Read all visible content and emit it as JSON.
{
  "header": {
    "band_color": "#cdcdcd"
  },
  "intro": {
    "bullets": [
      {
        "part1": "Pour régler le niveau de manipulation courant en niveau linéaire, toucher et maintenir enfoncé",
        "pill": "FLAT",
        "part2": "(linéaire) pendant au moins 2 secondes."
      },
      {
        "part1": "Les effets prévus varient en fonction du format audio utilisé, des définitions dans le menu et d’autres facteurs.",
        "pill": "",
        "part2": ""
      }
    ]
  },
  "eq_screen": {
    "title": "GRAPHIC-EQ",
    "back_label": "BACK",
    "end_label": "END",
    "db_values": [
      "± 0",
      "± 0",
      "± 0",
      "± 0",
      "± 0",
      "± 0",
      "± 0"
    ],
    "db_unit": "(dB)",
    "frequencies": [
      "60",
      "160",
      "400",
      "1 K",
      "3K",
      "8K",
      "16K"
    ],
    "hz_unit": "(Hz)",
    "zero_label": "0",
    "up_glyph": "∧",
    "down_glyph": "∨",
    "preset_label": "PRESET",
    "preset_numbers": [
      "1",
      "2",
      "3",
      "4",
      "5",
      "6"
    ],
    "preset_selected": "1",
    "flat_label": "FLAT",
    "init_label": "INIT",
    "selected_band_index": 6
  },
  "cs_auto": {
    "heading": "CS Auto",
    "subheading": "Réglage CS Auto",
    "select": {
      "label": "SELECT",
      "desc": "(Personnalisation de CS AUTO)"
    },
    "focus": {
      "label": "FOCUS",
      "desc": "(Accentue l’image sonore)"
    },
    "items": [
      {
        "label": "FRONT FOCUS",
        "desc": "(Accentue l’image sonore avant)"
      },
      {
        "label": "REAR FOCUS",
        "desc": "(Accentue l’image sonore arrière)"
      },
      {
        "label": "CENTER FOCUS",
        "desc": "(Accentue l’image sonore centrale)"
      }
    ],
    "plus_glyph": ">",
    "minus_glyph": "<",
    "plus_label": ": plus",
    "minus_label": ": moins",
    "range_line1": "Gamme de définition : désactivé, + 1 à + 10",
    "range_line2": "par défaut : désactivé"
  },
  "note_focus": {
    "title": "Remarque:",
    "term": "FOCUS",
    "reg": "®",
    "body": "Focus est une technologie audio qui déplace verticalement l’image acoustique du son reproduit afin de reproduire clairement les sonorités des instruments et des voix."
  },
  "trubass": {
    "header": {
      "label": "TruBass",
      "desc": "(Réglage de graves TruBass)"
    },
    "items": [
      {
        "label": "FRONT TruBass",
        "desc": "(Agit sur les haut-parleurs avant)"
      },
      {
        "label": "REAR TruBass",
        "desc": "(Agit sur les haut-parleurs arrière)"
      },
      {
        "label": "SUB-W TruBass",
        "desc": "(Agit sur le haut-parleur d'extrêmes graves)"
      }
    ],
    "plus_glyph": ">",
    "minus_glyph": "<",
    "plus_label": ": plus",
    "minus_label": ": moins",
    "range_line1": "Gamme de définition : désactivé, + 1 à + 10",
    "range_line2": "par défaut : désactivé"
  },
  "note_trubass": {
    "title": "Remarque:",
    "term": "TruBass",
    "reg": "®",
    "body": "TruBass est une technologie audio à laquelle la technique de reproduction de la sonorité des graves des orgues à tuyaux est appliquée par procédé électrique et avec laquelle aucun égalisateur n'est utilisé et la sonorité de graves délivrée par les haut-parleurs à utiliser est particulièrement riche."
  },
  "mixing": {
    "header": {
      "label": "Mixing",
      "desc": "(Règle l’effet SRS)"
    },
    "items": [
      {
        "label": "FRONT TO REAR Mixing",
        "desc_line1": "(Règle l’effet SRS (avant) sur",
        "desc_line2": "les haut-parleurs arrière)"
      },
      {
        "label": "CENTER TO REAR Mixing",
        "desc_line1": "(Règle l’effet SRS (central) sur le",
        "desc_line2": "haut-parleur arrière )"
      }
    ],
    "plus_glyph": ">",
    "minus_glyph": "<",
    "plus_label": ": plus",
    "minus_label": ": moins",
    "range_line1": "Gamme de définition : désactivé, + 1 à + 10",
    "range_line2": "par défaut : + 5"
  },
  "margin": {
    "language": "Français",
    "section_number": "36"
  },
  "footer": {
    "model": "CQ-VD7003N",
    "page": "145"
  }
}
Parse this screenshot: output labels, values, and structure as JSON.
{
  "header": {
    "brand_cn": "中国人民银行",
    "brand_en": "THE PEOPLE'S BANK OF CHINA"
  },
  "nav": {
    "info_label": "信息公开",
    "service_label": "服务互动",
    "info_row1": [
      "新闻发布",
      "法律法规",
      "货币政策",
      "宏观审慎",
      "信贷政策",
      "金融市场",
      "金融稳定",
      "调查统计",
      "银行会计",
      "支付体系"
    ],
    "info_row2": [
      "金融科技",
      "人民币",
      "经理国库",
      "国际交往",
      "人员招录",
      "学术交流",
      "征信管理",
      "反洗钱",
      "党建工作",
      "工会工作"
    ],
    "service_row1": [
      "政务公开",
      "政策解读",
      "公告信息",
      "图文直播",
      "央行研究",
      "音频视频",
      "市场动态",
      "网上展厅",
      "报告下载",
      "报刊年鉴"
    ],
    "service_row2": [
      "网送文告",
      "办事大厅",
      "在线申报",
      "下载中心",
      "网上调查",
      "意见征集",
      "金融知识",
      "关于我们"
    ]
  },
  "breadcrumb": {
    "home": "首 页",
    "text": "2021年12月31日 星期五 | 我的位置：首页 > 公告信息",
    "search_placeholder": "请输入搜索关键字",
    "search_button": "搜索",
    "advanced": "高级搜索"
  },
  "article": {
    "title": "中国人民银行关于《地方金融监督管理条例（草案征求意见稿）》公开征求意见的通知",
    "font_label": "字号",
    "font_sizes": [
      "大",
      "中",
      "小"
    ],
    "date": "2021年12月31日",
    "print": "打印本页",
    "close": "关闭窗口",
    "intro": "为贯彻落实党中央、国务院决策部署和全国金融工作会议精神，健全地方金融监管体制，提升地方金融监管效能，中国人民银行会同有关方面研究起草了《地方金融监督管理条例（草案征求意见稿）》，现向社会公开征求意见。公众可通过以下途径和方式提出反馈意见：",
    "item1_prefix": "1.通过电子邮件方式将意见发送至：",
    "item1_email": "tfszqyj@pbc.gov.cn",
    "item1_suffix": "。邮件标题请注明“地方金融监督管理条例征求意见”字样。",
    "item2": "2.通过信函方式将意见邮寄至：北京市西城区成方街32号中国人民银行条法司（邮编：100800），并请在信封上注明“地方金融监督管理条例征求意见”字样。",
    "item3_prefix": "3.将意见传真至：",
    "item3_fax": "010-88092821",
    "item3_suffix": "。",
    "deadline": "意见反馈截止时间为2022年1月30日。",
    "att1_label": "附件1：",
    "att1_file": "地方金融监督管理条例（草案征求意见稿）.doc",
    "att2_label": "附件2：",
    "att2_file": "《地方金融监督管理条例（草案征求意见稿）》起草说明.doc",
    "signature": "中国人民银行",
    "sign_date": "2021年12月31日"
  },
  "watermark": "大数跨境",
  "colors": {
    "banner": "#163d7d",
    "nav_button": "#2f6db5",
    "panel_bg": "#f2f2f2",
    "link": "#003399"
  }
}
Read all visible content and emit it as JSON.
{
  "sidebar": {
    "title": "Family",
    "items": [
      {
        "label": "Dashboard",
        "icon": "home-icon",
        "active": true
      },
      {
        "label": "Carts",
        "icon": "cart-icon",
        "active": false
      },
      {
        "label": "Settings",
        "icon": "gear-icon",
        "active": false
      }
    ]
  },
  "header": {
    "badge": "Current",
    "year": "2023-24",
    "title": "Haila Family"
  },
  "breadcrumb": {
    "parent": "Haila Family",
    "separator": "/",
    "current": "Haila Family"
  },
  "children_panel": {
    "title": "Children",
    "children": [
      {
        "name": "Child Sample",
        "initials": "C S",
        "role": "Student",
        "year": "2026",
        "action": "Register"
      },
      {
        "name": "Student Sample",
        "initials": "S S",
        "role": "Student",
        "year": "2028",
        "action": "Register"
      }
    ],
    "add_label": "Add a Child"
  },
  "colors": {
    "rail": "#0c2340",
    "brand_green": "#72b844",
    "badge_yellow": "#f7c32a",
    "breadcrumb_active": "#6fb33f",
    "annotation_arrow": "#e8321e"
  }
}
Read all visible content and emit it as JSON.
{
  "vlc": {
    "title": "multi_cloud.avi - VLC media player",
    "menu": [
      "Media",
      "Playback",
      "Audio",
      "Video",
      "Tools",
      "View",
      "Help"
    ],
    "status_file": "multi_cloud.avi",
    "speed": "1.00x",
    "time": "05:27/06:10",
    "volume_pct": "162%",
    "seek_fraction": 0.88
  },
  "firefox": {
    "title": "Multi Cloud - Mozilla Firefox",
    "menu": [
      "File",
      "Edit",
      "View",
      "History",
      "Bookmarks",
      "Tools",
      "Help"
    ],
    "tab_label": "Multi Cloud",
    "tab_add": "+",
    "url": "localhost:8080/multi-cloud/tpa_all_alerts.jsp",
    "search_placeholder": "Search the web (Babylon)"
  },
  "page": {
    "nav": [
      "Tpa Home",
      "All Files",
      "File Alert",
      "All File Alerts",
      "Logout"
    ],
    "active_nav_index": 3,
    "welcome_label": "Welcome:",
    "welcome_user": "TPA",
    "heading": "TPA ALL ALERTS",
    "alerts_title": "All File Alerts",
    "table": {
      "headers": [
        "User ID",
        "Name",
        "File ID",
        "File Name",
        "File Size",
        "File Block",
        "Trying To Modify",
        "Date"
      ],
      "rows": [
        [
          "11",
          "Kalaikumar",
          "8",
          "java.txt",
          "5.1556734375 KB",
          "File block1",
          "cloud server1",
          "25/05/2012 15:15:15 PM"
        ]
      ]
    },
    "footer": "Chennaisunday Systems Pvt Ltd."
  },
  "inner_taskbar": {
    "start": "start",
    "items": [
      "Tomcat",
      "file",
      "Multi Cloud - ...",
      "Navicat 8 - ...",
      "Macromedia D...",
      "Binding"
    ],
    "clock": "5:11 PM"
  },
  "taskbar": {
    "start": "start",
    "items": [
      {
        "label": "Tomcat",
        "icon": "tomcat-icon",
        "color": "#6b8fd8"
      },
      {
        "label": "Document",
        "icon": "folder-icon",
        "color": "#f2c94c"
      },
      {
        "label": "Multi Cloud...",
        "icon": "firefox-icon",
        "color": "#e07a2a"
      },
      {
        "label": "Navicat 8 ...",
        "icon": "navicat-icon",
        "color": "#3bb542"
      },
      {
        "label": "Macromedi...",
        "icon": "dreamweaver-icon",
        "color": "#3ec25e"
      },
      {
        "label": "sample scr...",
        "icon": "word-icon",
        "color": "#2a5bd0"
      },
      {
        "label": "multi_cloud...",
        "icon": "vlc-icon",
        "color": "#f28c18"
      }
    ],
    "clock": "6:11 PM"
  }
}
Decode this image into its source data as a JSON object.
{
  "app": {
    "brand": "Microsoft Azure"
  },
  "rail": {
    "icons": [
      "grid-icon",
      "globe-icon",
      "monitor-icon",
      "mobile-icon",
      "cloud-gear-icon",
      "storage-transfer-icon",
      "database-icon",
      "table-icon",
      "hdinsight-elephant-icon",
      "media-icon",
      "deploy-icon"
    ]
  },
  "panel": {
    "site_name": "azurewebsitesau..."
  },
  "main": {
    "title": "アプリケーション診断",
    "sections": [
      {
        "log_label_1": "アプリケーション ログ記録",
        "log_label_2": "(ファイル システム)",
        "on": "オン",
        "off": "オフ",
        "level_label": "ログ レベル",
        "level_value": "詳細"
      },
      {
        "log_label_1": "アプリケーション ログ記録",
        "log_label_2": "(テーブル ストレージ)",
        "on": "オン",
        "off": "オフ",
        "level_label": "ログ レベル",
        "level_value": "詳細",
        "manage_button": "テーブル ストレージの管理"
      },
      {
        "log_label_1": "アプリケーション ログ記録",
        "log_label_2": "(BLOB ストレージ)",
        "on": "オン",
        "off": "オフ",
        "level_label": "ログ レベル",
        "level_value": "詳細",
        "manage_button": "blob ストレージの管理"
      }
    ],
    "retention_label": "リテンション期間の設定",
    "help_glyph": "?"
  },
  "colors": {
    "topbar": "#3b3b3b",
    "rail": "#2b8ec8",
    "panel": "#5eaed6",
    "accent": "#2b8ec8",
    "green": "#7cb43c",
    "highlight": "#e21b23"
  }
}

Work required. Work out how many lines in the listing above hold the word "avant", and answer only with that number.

Exercise result. 3